The richness and expense of all these details were all the more poignant when one stopped to think that this attention was paid to the design of a warehouse. It reminded a passer by that there was a time, before the automobile made buildings things to be whizzed passed at 40 miles per hour, that people cared enough about the places where they lived to decorate them so lovingly.

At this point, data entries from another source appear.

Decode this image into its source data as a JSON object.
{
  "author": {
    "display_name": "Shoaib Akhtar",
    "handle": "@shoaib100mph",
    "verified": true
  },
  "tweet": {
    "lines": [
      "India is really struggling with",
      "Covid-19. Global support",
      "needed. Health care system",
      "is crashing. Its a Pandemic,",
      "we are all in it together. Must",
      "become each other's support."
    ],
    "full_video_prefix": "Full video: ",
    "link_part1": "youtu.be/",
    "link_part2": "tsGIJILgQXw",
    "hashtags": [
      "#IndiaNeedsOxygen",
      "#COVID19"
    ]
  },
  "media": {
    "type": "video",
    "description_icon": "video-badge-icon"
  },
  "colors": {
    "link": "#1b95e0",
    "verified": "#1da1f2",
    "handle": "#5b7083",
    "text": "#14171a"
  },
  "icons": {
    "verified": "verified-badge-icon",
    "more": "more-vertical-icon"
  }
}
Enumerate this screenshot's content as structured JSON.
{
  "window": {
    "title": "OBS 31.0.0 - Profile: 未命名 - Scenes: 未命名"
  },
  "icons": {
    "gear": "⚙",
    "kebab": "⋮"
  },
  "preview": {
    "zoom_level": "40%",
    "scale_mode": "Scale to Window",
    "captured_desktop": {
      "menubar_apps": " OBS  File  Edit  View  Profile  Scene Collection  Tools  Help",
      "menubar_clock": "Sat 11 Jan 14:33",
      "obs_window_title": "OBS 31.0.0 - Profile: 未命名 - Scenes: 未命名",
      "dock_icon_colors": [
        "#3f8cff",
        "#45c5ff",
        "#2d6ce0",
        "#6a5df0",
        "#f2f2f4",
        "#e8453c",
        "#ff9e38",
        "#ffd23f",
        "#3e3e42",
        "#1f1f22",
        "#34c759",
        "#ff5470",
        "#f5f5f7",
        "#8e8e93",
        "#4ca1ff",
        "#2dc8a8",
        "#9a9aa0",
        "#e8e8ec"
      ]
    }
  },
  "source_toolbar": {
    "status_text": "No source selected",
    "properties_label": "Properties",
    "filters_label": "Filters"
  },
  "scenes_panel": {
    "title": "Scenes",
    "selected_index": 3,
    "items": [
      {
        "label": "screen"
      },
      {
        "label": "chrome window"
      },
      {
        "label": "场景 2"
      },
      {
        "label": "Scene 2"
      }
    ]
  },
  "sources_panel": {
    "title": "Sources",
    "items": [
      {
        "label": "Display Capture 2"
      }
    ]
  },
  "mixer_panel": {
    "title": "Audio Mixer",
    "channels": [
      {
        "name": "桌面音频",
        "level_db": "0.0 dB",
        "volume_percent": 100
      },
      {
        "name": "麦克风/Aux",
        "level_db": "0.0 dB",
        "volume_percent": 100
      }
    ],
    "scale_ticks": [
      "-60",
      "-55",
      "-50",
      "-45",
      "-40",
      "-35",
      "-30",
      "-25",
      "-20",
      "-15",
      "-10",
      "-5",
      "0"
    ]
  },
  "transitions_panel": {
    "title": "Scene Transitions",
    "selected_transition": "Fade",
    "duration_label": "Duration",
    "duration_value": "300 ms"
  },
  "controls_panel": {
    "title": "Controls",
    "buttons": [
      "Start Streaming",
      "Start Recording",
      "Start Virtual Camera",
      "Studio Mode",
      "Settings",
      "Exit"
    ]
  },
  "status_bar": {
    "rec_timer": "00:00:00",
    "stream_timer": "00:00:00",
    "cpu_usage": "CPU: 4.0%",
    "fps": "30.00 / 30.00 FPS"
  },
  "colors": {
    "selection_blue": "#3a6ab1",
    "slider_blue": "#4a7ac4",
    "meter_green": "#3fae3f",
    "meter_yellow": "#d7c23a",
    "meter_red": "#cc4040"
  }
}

I say that the building “was” my favorite because it is partially demolished now, after a tragic accident that happened just as the building was being restored. In 2001 and 2002 it underwent renovations that were to provide 41 apartments, a 7,000-square foot cultural facility, and 6,100 square feet of retail space on the ground floor. The project was to cost $14.4 million, and was overseen by the Harlem Community Development Corporation, a subsidiary of the Empire State Development Corporation. But decades of neglect had taken their toll. On April 2, 2002, the creaky wooden seventh floor collapsed as a construction worker, Modesto Olivo, Sr., 53, a Dominican immigrant who lived in Crown Heights, Brooklyn, was repairing it. He fell through seven stories to the basement, and was pronounced dead shortly afterward at St. Luke’s Hospital. After the collapse, 24 apartments in the building next door were evacuated and service on the adjacent A, B, C and D lines was suspended for four hours. Rather than continue restoration after the accident, people with a say in such things decided to demolish the building entirely. Demolition has been slow, and is continuing, though, sadly, it appears that preparations are being made to finish soon.
Interestingly enough, this was apparently a building that did not want to come back to life. In April 1985, 90 people received medical treatment after being exposed to hazardious material fumes after a fire broke during renovations of the building, apparently halting the renovation work. The Dwyer Warehouse’s shell stands as a reminder that the decades of urban disinvestment that left the building vacant for so long may yet have more casualties to come.
I had to take a few more photographs of the shell before this treasure is completely gone. Here is an image of the building before the south facade was torn down. Does anybody have any images of the building when it was intact?